Supergroups are rarely more than the sum of their parts, with each member clutching an impressive CV of their own work in order to make a consummate organ of their better attributes. However, it often comes as a shock to the system as to how un-super many of these bands can be on record, rarely bringing anything new to the table and instead indulging in egos and the zeitgeist of a genre time forgot in order to resolve some sort of fiscal or career form.

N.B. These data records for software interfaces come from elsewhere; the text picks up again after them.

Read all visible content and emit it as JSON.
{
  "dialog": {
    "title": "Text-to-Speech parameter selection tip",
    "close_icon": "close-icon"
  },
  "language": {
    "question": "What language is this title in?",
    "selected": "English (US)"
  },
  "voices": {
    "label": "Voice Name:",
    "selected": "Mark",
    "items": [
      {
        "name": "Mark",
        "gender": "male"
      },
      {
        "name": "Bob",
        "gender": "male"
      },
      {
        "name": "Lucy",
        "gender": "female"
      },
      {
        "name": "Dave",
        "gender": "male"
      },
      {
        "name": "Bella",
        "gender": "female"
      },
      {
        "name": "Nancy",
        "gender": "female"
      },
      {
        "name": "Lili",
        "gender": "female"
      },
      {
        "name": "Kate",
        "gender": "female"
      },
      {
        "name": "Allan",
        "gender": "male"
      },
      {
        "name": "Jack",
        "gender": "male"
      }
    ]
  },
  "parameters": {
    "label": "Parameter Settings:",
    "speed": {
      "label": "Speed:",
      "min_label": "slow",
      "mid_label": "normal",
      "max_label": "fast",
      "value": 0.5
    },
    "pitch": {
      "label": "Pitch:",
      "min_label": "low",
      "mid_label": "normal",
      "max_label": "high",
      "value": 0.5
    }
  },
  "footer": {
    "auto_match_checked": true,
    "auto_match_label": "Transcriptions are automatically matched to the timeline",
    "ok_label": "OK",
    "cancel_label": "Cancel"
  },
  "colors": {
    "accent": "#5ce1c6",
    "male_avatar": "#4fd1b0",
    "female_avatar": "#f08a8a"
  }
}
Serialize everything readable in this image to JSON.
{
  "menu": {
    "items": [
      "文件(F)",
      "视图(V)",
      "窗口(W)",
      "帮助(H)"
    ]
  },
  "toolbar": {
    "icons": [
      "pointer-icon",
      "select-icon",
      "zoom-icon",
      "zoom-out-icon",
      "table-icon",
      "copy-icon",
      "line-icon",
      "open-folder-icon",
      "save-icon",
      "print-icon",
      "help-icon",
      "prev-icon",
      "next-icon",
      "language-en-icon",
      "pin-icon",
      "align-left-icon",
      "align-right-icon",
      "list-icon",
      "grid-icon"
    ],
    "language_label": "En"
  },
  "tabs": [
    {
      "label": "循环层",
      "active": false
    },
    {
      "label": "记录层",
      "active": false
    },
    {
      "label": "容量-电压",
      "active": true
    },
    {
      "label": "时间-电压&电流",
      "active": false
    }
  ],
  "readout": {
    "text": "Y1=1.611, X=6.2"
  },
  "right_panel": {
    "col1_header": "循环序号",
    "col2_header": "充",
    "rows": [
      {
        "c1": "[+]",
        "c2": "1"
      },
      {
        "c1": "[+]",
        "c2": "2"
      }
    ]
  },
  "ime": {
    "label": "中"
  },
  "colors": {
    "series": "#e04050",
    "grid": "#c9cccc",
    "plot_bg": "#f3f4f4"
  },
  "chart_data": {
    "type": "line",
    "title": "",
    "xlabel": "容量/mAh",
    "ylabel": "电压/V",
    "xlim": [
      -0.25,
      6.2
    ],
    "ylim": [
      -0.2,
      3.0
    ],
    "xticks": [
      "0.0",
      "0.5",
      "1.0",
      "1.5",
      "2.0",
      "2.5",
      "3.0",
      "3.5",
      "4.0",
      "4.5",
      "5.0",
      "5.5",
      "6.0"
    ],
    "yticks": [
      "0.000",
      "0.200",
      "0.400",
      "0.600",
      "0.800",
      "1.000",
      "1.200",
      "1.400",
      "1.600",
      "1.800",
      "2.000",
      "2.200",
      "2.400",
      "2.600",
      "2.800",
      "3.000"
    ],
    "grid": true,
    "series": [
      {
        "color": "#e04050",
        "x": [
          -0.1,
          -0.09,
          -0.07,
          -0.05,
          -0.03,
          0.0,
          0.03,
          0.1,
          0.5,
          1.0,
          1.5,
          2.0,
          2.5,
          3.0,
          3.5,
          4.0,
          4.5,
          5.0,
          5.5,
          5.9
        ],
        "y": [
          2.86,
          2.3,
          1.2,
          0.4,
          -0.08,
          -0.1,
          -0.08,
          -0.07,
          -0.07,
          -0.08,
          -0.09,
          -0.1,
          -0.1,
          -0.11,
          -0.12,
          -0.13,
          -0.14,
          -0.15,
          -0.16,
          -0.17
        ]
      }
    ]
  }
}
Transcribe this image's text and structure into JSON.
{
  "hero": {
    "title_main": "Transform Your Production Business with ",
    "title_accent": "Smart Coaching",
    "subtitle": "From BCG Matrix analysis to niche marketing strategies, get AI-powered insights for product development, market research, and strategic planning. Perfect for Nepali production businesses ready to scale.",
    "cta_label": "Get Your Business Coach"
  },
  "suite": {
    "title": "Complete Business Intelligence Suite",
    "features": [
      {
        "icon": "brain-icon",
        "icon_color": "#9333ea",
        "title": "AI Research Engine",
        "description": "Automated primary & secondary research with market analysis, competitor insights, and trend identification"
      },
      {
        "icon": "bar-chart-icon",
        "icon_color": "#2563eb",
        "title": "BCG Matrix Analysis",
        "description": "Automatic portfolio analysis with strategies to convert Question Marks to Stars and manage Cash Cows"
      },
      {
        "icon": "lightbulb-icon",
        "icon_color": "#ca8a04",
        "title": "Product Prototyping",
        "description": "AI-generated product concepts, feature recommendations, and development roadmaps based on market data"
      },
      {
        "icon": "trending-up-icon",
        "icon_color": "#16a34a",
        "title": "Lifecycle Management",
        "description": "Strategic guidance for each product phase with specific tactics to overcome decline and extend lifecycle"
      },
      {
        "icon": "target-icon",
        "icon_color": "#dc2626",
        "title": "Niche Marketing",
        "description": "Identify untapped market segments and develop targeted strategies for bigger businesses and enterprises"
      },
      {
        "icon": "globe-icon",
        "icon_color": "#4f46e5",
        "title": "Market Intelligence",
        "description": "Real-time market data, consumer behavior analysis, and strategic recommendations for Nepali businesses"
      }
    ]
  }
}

Monsters Of Folk, comprising of Jim Jones (My Morning Jacket), Matt Ward (M.Ward/She & Him), Conor Oberst and Mike Mogis (Bright Eyes) on paper read as the next Crosby, Still, Nash and Young, with a creative dynamic that should not disappoint. Even the lack of a steady Ringo to these middle of the road Lennons and McCartneys does not seem to have hampered them; instead, Jones takes to the stool with a steady rhythm or opting for the technical prowess of Mogis in programming signature beats.
Opener ‘Dear God (Sincerely M.O.F)’ is an interesting, endearing and ethereal opener, snatching percussive samples from Trevor Dandy’s 1970 ‘Is There Any Love’. The gospel feel of the original beats are layered with a heavenly soul of rousing harps and synthesisers, as Jones, Ward and Oberst snatch a verse of theological ruminations. The result is quite beautiful if somewhat of a take on Take That turns indie.
Single ‘Say Please’ jogs casually along to Conor’s rather maudlin vocal until Mike rips through the middle eight with a stadium-structured solo, distinctly stirring what is rather a dull track into life. This is not the first occasion Mike saves the album with his Jeff Lynne-style of production and foundation for surreptitiously layering instruments, but a longer look after a few listens results in himself and Jones being the only two who save face on this album.
Oberst and Ward vocally take the centre stage on many of the 15 tracks on display, often leaving many dry and devoid of any emotion gain similar to that of their previous releases away from MOF. However, when they do conjure any form, they do it well: ‘Whole Lotta Losin’’ sees Matt melodically flourish over one of the better of the album tracks, followed by Conor’s sombre intonations that unveil “The love we made at gunpoint wasn’t love at all” during the pensive distillations of the travelling ‘Temazcal’.
Stylistically, the album doesn’t falter, with much of its plaudits going to Jim and Mike for their technical additions and direction with much of the albums structure. The quality of the band’s cohesiveness is met, and most distinct, on the likes of ‘Map of the World’ (an unravelling narrative that broods with vocalised timbres), and the vocal baton that is passed throughout ‘Baby Boomer’ like a Olympic 4×100 track team turned troubadours.
‘Slow Down Jo’ and ‘Magic Marker’ are part of a number of tracks that fall under the radar, lacking the certainty of soul that is expected from a unit of marketable musicians, making this debut from Monster Of Folk somewhat sub-par and schmaltzy than another supergroup to buy into.